Data about app and page elements:
###

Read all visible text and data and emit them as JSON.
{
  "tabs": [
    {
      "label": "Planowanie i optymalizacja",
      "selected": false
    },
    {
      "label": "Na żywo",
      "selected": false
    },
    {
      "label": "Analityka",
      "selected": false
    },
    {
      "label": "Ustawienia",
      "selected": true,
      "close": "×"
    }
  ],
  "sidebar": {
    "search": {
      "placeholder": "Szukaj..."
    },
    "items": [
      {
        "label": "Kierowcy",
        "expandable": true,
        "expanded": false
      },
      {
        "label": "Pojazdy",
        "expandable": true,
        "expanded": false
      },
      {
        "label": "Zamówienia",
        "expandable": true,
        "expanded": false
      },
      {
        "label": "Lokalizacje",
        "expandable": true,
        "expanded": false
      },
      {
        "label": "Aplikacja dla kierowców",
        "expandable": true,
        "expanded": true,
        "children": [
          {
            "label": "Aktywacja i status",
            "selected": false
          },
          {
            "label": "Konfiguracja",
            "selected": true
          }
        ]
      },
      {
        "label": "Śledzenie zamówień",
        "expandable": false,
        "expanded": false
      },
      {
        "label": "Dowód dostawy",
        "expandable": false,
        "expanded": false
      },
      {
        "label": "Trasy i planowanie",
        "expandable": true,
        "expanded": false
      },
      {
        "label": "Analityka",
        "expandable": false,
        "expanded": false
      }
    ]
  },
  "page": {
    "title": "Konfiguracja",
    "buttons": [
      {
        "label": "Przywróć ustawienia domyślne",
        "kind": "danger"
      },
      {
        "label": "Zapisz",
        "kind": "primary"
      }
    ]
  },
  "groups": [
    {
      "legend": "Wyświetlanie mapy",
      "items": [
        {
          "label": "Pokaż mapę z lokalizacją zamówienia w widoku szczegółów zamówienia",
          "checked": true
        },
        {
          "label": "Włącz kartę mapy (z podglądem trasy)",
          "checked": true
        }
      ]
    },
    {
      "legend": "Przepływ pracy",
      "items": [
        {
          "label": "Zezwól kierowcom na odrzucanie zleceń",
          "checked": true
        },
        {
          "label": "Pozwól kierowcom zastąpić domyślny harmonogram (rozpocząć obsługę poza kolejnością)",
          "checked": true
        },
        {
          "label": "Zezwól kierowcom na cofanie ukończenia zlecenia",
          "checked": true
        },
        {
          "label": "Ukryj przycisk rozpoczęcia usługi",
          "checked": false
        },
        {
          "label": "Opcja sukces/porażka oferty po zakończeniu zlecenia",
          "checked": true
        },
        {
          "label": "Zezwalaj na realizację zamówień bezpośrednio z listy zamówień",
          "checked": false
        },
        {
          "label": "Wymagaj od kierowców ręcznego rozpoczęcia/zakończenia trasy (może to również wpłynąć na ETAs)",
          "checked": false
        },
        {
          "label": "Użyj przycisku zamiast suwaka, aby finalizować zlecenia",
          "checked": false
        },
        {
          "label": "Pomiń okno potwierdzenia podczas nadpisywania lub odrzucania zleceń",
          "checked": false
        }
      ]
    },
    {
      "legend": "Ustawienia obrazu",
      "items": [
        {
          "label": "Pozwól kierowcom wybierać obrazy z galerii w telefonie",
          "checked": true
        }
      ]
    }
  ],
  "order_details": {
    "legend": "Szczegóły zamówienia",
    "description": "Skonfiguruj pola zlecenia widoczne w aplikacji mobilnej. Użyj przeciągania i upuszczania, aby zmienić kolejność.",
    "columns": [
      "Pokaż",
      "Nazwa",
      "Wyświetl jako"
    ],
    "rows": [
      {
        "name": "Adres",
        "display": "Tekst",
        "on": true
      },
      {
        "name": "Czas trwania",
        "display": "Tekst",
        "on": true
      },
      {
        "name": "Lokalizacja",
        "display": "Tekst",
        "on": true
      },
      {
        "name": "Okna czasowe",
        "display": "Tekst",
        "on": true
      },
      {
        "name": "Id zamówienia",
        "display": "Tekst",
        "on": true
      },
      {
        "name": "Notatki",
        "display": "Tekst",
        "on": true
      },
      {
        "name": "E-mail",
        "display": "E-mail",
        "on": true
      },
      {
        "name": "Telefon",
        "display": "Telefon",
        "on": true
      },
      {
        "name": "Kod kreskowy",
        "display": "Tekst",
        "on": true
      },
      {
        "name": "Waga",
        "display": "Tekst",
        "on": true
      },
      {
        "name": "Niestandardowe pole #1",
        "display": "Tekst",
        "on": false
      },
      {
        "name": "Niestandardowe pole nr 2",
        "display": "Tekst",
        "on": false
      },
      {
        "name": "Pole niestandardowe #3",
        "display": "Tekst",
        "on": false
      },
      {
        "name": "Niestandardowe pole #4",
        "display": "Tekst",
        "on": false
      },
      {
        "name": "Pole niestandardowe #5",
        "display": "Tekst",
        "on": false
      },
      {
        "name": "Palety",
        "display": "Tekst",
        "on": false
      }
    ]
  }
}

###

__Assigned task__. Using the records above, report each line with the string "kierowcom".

__Your solution__.
          "label": "Zezwól kierowcom na odrzucanie zleceń",
          "label": "Pozwól kierowcom zastąpić domyślny harmonogram (rozpocząć obsługę poza kolejnością)",
          "label": "Zezwól kierowcom na cofanie ukończenia zlecenia",
          "label": "Pozwól kierowcom wybierać obrazy z galerii w telefonie",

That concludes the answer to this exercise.